Underwood was granted day parole in late 2012, which allowed him to spend several hours at a time in the community under stringent conditions meant to reduce his risk to society. They included abstaining from drugs and alcohol and continuing psychological counselling for ongoing mental-health concerns. Each night, Underwood had to report to a halfway house in the city.
That is no longer the case. The National Parole Board recently deemed Underwood a "manageable risk" who has shown great strides toward rehabilitation, which has included the support of his wife and daughter. They say Underwood has completed numerous programs, found full-time employment and even joined a recreational hockey league.
"You have demonstrated your commitment to the expectations of your release," the parole board wrote. "There have been no indications of any violent or aggressive behaviours while you have been on day parole and you have been able to deal with problems using skills learned in programming."
Underwood is now planning to secure his own residence, resume living with his family and is only under orders not to consume alcohol or illegal drugs.
"The board has conducted a careful review of your file," they wrote.
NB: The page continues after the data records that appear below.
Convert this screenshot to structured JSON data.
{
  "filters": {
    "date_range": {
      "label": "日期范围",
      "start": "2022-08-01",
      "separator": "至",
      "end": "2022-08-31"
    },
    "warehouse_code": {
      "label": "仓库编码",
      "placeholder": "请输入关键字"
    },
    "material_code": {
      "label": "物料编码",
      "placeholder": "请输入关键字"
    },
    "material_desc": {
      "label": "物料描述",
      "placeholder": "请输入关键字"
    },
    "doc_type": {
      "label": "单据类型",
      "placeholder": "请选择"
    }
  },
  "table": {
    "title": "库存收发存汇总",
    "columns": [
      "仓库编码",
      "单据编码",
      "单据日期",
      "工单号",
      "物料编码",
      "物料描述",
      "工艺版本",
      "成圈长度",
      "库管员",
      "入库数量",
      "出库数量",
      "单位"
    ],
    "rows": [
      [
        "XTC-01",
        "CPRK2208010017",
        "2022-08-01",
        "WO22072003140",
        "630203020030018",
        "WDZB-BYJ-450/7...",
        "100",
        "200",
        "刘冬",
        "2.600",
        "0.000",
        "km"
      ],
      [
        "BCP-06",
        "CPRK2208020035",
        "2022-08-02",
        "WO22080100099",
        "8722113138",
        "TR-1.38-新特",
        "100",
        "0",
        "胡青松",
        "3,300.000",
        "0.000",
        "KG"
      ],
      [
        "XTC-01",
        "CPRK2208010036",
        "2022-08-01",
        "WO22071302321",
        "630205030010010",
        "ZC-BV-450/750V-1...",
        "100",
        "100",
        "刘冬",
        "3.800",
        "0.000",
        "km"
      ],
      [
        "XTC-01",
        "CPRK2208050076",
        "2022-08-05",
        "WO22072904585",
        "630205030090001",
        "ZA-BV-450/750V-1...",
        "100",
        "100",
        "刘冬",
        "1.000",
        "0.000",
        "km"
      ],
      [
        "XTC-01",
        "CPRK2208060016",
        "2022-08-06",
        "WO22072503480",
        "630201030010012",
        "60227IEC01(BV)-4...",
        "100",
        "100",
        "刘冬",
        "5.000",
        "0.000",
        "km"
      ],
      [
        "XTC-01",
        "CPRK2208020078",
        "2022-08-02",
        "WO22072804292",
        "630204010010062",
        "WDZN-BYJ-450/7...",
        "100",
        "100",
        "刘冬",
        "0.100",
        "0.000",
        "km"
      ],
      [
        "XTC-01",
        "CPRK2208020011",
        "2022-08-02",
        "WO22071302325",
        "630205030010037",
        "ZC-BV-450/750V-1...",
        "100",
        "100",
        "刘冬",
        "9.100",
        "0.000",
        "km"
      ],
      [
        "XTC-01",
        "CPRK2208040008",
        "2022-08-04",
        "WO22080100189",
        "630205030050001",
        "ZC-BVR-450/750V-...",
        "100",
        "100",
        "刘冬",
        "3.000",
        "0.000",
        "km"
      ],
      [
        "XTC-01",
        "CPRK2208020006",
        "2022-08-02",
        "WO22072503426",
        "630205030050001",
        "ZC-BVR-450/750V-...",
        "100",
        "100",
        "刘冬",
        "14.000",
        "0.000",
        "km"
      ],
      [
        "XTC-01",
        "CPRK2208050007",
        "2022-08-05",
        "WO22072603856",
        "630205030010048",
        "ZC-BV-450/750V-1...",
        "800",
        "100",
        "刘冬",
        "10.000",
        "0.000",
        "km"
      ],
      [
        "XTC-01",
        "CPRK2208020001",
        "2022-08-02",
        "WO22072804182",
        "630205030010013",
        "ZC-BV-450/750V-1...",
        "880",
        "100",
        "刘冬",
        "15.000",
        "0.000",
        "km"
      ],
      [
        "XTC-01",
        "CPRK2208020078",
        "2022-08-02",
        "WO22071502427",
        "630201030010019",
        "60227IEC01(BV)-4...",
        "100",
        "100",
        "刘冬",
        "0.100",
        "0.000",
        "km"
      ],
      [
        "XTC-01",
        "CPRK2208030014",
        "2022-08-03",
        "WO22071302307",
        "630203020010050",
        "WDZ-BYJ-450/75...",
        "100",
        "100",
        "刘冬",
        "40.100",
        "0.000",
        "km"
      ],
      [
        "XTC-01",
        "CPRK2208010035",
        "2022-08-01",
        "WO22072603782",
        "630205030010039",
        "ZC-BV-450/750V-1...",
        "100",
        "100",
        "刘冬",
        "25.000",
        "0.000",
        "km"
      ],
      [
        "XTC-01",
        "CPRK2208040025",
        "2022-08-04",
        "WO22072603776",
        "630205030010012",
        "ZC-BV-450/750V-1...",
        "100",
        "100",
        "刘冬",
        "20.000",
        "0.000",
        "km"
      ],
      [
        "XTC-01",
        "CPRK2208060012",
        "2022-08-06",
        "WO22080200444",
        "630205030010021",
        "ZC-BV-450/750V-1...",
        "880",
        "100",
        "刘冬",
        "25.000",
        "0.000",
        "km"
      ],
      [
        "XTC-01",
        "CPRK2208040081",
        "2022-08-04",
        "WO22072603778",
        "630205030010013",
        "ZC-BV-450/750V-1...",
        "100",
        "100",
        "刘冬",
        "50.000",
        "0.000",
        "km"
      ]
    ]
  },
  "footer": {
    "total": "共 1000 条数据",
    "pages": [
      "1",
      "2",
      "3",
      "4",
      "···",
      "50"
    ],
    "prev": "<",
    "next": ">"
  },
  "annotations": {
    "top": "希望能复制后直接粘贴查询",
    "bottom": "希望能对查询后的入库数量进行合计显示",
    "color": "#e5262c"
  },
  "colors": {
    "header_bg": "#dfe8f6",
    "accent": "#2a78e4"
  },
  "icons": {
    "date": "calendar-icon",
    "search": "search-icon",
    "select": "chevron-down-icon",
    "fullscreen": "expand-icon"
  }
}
Underwood was also noted as showing great insight and remorse for his crime.
At his original sentencing, the Crown told court how Larson pleaded 'No, Stephen, no" before he was killed. Underwood responded by saying "This won't take long" as he clutched a large hunting knife. Underwood walked away, placed the weapon in its sheath and handed it to a hospital doctor while waiting for police.
Larson had tried to play peacemaker with Underwood hours before the attack. The disgruntled employee had refused to undergo a psychiatric evaluation as a condition of his employment after hospital officials grew concerned about his attitude and relationship with other employees, court was told.
Larson had decided to fire Underwood, but the man became enraged with his union representative and started choking him. Larson broke up the fight and Underwood vented his anger toward his boss, blaming him for the troubles. Underwood left and Larson returned to his office but remained "nervous."
His fears were realized hours later when Underwood returned and attacked him.
Following the killing, defence lawyer Saul Simmonds blamed Grace Hospital, Underwood's union and medical officials for a complete "system failure," which he believes caused his client's deadly attack.
He said Underwood had previously been diagnosed as suffering from social phobia and paranoia but required more substantial help than he was given. He said the hospital and union officials only compounded his problems by making him feel like an outcast at work, and said psychiatrists and a psychologist he was seeing failed to get him the treatment he required.
The parole board previously turned down bids from Underwood to be released between 2008 and 2012, saying he still had issues to work on.